* What you are asked to do:
Please output the following records exactly. Leave every image out.
··········
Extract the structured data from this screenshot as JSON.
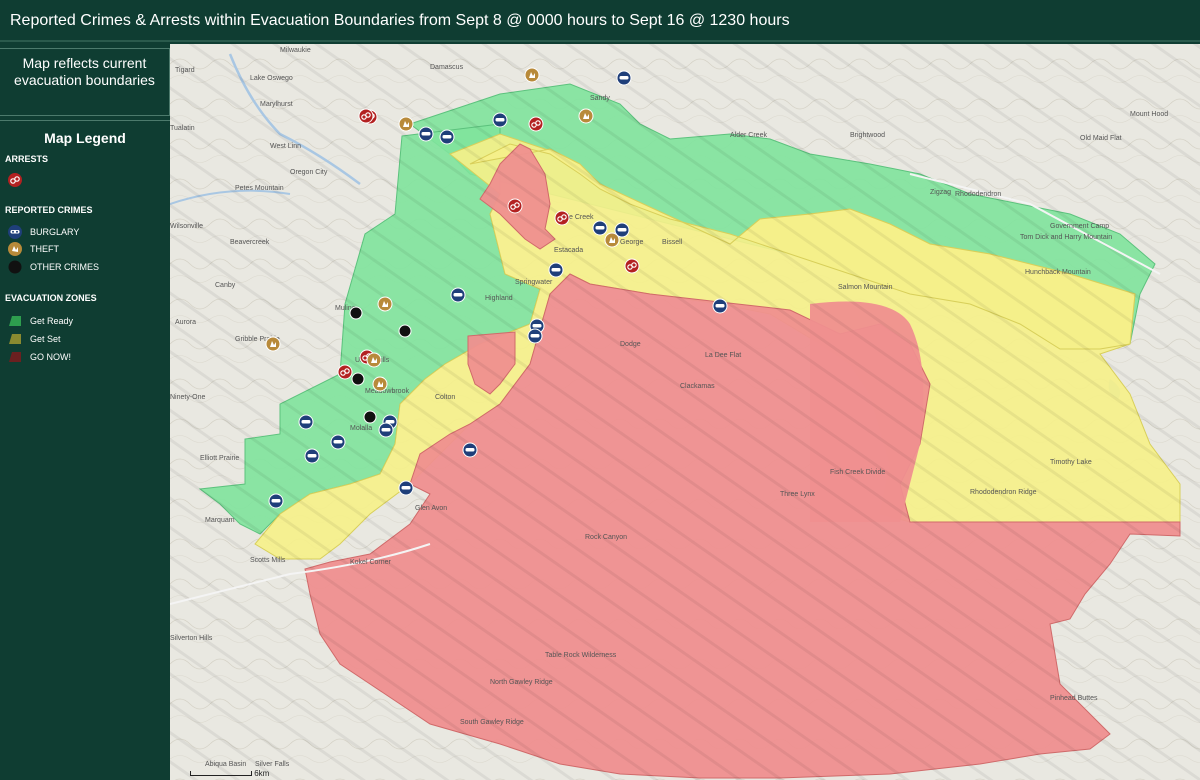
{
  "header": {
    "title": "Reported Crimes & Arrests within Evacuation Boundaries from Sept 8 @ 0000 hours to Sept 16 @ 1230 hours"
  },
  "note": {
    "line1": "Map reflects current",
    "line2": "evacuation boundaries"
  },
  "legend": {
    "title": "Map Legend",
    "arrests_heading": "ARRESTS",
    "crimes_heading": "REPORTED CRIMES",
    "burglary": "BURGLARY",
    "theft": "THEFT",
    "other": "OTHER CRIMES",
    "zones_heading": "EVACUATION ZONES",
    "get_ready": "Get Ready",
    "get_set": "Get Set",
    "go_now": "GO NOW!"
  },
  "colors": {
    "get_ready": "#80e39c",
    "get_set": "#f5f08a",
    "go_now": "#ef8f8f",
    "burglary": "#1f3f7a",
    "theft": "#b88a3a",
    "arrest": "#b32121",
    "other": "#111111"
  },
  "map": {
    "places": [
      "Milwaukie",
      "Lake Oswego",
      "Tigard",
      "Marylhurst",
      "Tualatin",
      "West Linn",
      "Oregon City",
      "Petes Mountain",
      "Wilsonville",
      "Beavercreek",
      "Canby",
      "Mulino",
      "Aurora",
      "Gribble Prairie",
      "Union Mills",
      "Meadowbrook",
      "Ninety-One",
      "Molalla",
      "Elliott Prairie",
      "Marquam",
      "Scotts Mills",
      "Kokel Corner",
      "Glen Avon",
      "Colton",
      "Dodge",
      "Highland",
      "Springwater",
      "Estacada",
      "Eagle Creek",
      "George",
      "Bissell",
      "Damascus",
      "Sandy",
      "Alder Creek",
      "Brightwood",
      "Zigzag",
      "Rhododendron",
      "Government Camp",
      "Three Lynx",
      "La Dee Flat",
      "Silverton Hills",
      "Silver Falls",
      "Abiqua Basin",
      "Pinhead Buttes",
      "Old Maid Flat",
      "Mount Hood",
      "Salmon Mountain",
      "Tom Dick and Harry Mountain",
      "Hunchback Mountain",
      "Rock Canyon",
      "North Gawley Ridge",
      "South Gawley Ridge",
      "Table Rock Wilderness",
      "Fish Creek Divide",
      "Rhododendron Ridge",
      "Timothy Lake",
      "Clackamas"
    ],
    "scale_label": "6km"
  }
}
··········
* Answer to this exercise:
Extract the structured data from this screenshot as JSON.
{
  "header": {
    "title": "Reported Crimes & Arrests within Evacuation Boundaries from Sept 8 @ 0000 hours to Sept 16 @ 1230 hours"
  },
  "note": {
    "line1": "Map reflects current",
    "line2": "evacuation boundaries"
  },
  "legend": {
    "title": "Map Legend",
    "arrests_heading": "ARRESTS",
    "crimes_heading": "REPORTED CRIMES",
    "burglary": "BURGLARY",
    "theft": "THEFT",
    "other": "OTHER CRIMES",
    "zones_heading": "EVACUATION ZONES",
    "get_ready": "Get Ready",
    "get_set": "Get Set",
    "go_now": "GO NOW!"
  },
  "colors": {
    "get_ready": "#80e39c",
    "get_set": "#f5f08a",
    "go_now": "#ef8f8f",
    "burglary": "#1f3f7a",
    "theft": "#b88a3a",
    "arrest": "#b32121",
    "other": "#111111"
  },
  "map": {
    "places": [
      "Milwaukie",
      "Lake Oswego",
      "Tigard",
      "Marylhurst",
      "Tualatin",
      "West Linn",
      "Oregon City",
      "Petes Mountain",
      "Wilsonville",
      "Beavercreek",
      "Canby",
      "Mulino",
      "Aurora",
      "Gribble Prairie",
      "Union Mills",
      "Meadowbrook",
      "Ninety-One",
      "Molalla",
      "Elliott Prairie",
      "Marquam",
      "Scotts Mills",
      "Kokel Corner",
      "Glen Avon",
      "Colton",
      "Dodge",
      "Highland",
      "Springwater",
      "Estacada",
      "Eagle Creek",
      "George",
      "Bissell",
      "Damascus",
      "Sandy",
      "Alder Creek",
      "Brightwood",
      "Zigzag",
      "Rhododendron",
      "Government Camp",
      "Three Lynx",
      "La Dee Flat",
      "Silverton Hills",
      "Silver Falls",
      "Abiqua Basin",
      "Pinhead Buttes",
      "Old Maid Flat",
      "Mount Hood",
      "Salmon Mountain",
      "Tom Dick and Harry Mountain",
      "Hunchback Mountain",
      "Rock Canyon",
      "North Gawley Ridge",
      "South Gawley Ridge",
      "Table Rock Wilderness",
      "Fish Creek Divide",
      "Rhododendron Ridge",
      "Timothy Lake",
      "Clackamas"
    ],
    "scale_label": "6km"
  }
}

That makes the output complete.